Data-sharing safeguards: no ‘micro-managing’

January 25th, 2021 by Robin Hopkins

Data-sharing arrangements between one controller and another proliferate across all sorts of processing contexts, aimed at all sorts of purposes. If those arrangements are to comply with the GDPR and/or DPA 2018, they need to be structured so as to ensure that the data-sharing satisfies the data protection principles. This includes having ‘appropriate technical and organisational measures’ in place. So far, so clear. But how do you assess whether your measures are ‘appropriate’? And if push comes to shove, how will a court approach that assessment? Read more »


Overseas websites and the GDPR’s reach

January 19th, 2021 by Robin Hopkins

Suppose I run a website in the US. I only have staff and offices there, and my target audience is America. Sometimes punters in the UK read my stuff and even buy the odd thing from my website, but not that much, and I don’t really care if they do or not. Is the territorial reach of the GDPR – and/or UKGDPR – wide enough to get me, and thereby expose me to risks of the ICO or civil claimants going after me in the UK? Read more »


Bittersweet Child of Mine: journalistic exemption and monetary penalties

January 14th, 2021 by Robin Hopkins

This week’s decision of the First-Tier Tribunal’s decision in True Vision Productions v IC (EA/2019/0170) is probably one of the last to deal with enforcement action under the old DPA 1998, but it is one of the first that deals with the journalism exemption (section 32 of the DPA 1998, reincarnated in substantially the same form in paragraph 26 of Schedule 2 to the DPA 2018). The exemption saved the controller – the production company, TVP – from part, but not all of its difficulties. TVP did enough, however, to persuade the Tribunal to slash the ICO’s £120k monetary penalty notice to £20k. Read more »

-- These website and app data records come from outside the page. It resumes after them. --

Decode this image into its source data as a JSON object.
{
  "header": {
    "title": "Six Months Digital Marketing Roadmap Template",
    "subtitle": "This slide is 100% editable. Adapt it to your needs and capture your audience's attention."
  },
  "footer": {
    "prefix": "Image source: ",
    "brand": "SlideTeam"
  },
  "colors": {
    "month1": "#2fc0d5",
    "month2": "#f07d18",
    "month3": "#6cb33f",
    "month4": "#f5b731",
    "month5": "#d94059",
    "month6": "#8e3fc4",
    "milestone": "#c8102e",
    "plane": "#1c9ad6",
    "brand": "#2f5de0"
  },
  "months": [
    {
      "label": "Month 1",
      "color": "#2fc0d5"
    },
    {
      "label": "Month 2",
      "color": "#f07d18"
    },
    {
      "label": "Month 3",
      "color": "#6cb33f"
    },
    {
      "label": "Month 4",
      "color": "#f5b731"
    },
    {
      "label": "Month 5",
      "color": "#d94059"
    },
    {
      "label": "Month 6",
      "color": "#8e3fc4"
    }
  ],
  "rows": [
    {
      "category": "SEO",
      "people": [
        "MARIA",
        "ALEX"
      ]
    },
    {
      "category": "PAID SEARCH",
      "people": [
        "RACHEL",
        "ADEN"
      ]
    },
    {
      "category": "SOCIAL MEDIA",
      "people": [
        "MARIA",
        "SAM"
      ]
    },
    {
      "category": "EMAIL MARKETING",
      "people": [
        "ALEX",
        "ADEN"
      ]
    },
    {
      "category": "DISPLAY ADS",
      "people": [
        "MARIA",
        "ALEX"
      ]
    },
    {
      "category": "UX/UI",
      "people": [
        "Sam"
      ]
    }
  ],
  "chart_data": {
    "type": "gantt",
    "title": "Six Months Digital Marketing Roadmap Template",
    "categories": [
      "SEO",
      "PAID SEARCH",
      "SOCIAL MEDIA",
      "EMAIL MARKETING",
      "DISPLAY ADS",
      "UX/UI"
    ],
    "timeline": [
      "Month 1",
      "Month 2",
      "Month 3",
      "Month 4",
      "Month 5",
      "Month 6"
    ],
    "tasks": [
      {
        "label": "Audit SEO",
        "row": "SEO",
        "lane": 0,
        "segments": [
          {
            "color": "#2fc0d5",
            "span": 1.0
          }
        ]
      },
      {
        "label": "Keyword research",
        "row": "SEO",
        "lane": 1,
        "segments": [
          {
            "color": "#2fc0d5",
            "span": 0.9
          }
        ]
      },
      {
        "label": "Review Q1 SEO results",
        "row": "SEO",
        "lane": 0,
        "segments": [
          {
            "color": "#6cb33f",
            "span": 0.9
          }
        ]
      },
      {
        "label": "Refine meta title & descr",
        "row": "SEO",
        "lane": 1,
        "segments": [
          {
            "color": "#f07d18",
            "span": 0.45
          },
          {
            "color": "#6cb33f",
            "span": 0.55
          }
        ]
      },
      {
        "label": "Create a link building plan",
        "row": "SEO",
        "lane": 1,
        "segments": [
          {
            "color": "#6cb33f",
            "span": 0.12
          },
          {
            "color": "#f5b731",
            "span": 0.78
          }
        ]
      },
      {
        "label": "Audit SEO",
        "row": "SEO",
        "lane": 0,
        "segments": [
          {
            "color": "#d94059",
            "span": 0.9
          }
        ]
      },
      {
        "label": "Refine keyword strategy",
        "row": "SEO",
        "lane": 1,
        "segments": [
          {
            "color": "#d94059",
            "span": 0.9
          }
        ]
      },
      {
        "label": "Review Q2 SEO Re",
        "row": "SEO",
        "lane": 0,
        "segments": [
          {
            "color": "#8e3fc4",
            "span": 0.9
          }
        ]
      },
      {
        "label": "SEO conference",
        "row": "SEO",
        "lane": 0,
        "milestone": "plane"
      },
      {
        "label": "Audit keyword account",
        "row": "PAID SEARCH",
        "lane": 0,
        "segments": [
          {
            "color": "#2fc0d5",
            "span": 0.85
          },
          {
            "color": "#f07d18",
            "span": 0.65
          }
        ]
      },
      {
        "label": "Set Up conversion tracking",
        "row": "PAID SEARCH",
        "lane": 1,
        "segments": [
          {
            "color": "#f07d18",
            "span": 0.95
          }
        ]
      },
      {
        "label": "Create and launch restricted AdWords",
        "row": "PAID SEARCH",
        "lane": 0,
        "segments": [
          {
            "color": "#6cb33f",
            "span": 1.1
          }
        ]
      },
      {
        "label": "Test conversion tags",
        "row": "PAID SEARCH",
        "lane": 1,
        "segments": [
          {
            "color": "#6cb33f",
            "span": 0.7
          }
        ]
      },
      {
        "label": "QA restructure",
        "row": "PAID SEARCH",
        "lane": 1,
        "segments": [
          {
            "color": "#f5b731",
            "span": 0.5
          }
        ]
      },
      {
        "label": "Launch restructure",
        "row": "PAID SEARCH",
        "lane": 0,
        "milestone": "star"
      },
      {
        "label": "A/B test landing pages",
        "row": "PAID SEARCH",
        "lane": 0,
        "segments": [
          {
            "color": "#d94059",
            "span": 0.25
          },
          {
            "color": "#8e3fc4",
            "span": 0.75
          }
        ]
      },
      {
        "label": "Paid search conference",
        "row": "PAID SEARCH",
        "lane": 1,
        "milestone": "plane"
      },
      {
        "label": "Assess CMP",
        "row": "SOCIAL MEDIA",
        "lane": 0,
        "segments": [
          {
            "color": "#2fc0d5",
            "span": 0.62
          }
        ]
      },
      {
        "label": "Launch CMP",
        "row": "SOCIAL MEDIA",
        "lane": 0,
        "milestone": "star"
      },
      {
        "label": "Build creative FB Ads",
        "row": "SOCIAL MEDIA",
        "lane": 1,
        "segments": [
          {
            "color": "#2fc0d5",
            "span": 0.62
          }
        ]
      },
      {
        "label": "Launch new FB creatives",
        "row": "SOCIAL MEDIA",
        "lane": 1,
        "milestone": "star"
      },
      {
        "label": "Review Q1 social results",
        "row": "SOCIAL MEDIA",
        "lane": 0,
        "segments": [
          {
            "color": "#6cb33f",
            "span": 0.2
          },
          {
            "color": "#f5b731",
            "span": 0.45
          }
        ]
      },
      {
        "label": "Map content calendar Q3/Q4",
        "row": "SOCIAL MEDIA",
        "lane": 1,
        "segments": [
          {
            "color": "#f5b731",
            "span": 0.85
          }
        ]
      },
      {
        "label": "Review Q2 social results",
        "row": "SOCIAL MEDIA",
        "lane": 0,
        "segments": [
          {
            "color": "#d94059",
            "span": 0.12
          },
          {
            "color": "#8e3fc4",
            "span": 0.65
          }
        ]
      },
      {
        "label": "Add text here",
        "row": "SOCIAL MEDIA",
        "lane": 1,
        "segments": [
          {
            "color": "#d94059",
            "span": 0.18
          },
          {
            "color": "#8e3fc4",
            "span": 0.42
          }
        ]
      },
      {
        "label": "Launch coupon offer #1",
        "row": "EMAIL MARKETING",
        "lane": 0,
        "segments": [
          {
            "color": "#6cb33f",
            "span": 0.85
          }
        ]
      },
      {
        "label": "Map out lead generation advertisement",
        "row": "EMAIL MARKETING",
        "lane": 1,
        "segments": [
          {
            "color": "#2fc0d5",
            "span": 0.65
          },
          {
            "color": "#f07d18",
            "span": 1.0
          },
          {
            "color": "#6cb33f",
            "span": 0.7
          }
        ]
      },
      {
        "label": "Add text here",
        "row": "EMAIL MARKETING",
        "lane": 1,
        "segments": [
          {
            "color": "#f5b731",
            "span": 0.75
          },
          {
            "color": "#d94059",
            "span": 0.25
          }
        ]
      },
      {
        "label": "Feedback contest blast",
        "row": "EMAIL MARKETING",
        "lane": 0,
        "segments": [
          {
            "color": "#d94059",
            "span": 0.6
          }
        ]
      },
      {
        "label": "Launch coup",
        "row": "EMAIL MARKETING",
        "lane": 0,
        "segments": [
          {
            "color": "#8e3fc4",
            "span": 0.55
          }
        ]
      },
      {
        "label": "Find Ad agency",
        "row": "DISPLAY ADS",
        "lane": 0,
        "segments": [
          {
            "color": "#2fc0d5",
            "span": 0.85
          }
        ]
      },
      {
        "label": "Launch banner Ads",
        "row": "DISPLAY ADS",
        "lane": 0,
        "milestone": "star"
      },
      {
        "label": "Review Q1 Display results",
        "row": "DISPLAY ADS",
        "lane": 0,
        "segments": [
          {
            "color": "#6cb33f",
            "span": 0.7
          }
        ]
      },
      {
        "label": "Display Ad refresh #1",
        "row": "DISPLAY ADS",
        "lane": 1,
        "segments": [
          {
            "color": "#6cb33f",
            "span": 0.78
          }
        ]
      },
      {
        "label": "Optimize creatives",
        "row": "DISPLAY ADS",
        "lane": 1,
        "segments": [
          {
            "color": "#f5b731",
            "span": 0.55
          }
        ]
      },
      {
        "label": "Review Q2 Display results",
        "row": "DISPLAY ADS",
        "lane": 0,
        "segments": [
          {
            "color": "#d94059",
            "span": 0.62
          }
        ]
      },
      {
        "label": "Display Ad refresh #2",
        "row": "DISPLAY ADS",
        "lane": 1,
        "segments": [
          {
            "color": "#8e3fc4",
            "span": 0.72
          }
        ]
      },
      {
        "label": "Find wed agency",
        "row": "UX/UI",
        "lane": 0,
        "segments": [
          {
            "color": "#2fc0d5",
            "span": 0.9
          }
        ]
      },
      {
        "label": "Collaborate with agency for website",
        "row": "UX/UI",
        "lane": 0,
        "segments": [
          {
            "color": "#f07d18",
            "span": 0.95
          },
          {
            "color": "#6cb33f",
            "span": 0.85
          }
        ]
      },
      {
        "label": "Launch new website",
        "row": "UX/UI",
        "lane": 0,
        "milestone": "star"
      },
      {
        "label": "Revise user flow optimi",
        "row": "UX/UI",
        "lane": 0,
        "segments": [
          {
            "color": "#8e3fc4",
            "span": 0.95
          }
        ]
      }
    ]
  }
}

Moss: Article 10 ECHR is irrelevant to FOIA

September 3rd, 2020 by Robin Hopkins

The free expression right conferred by Article 10 ECHR encompasses a right “to receive and impart information and ideas without interference by public authority”. Does this create a right to request information from a public authority, such that a refusal to disclose would constitute an interference with Article 10? Read more »


Key points from the Bridges facial recognition appeal

September 3rd, 2020 by Robin Hopkins

September: Panopticon is scraping itself off furlough and bounding back to school. Here are two information rights from August that are worth noting, both anchored in ECHR rights.

First, readers will recall the high-profile case of R (Bridges) v Chief Constable of South Wales Police and Others. Bridges concerned a challenge on (among others) Article 8 ECHR and DP grounds to the police force’s use of automated facial recognition (AFR) as part of a pilot project aimed at spotting the faces of suspects on wanted lists among the crowds. Read more »


Further (unhappy) thoughts on Schrems II

July 17th, 2020 by Robin Hopkins

In yesterday’s post outlining the Schrems II judgment, I said international data transfers were now in a fine mess. As I re-read the CJEU’s judgment, it occurs to me that my assessment was wrong. It is not a fine mess. It is an awful, almighty mess, it seems to me. Read more »